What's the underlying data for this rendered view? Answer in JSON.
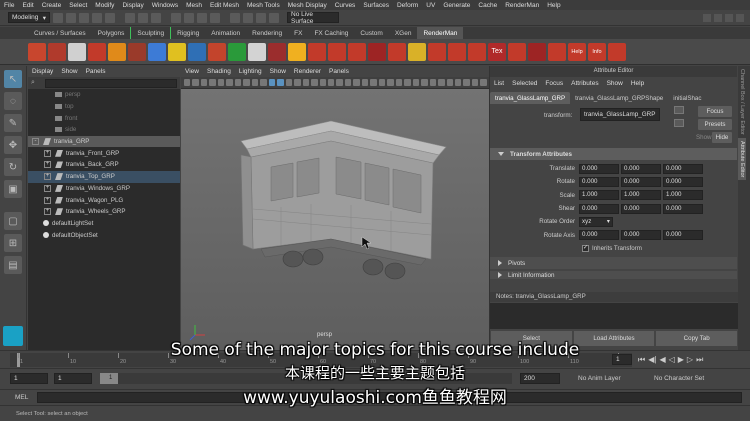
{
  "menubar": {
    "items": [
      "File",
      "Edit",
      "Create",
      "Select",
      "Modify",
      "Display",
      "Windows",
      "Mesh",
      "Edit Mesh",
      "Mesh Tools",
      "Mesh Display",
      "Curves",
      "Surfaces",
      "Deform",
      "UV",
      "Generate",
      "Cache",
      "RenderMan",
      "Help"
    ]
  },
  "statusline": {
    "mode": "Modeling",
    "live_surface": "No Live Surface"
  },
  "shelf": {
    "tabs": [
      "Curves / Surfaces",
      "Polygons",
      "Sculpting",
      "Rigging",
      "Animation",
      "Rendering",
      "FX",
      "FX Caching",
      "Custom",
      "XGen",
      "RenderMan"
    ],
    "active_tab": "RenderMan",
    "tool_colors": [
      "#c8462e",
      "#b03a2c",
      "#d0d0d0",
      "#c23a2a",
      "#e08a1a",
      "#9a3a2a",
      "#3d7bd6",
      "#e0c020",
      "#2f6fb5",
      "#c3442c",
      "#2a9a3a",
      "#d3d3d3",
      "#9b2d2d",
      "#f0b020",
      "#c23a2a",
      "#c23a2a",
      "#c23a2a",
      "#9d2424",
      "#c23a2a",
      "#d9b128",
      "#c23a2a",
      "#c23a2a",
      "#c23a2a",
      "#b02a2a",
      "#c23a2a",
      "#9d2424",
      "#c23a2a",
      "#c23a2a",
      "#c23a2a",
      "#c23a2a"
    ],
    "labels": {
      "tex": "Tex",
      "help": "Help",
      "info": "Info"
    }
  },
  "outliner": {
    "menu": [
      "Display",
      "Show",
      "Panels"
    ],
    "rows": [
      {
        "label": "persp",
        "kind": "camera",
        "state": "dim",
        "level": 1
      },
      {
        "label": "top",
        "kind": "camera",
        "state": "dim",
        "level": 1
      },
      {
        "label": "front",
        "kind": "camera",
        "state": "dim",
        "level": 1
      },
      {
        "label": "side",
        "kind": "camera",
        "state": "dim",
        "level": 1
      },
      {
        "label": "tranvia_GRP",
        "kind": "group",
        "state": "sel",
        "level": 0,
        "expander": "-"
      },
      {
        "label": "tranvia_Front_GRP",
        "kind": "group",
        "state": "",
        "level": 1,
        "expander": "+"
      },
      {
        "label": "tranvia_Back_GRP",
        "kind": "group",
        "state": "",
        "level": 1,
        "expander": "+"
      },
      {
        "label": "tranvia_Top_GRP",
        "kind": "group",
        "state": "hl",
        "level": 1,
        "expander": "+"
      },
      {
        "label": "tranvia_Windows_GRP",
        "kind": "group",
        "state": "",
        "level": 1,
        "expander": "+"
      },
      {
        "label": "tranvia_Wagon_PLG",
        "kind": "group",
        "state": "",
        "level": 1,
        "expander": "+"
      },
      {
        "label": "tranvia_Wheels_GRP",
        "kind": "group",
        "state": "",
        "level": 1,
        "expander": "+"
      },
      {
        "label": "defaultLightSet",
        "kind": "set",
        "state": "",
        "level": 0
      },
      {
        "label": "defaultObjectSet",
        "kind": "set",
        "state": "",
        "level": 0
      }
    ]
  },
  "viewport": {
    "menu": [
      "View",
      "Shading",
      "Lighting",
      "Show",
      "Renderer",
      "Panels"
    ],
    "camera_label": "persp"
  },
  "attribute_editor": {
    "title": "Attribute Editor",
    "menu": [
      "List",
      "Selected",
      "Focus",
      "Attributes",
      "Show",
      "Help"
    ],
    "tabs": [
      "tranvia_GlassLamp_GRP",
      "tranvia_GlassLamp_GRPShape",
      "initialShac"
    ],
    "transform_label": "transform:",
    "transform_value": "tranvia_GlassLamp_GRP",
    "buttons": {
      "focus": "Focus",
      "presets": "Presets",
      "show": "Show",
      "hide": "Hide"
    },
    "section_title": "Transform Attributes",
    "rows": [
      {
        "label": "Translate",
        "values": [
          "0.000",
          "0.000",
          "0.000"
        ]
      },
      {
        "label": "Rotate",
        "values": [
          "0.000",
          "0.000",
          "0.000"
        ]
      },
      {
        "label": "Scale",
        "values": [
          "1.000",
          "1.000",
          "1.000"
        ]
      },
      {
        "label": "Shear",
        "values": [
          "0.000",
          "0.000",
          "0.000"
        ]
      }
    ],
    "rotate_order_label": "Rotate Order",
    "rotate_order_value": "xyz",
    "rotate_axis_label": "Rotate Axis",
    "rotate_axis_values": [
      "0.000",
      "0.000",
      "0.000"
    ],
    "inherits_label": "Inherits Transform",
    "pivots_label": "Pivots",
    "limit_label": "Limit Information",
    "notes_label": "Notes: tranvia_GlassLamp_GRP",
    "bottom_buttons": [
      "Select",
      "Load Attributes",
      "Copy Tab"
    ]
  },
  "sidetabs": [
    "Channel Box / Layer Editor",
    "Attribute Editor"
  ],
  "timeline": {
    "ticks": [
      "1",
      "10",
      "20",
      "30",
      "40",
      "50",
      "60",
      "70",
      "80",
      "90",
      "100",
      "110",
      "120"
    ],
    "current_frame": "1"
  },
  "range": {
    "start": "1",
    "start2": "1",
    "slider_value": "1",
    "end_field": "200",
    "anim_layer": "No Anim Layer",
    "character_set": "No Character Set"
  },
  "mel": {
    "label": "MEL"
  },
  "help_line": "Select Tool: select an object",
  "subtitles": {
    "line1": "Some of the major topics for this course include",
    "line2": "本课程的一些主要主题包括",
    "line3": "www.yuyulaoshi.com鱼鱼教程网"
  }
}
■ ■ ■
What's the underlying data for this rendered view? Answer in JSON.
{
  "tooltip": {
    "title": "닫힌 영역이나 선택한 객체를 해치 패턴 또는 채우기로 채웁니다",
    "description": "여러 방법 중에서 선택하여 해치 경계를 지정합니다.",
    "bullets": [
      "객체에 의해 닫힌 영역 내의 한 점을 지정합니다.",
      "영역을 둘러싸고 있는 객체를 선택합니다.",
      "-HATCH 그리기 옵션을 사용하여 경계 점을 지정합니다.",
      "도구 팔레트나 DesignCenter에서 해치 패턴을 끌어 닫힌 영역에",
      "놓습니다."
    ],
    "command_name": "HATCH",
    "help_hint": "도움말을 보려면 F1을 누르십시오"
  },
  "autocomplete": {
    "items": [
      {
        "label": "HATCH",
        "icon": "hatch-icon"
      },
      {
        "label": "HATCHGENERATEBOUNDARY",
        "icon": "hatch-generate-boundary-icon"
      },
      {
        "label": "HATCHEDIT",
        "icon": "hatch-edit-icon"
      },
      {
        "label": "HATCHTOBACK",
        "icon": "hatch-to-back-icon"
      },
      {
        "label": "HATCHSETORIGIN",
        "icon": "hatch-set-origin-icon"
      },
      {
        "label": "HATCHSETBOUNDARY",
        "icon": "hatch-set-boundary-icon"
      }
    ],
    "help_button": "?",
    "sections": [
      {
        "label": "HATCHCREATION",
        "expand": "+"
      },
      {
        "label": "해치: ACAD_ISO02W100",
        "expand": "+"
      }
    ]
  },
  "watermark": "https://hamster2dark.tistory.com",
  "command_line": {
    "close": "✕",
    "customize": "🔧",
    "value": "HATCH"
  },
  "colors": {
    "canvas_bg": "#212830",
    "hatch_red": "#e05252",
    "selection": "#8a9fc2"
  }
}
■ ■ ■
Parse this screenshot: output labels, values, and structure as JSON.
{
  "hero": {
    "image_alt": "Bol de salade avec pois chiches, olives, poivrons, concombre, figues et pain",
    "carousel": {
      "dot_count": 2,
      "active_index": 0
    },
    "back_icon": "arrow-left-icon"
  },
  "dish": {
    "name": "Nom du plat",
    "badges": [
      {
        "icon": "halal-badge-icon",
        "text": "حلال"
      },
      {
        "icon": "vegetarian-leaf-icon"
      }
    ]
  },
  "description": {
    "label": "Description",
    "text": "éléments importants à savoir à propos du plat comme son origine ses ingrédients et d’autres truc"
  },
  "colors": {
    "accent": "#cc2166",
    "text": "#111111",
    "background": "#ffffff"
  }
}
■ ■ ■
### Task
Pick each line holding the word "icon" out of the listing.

### Task answer
        "icon": "hatch-icon"
        "icon": "hatch-generate-boundary-icon"
        "icon": "hatch-edit-icon"
        "icon": "hatch-to-back-icon"
        "icon": "hatch-set-origin-icon"
        "icon": "hatch-set-boundary-icon"
    "back_icon": "arrow-left-icon"
        "icon": "halal-badge-icon",
        "icon": "vegetarian-leaf-icon"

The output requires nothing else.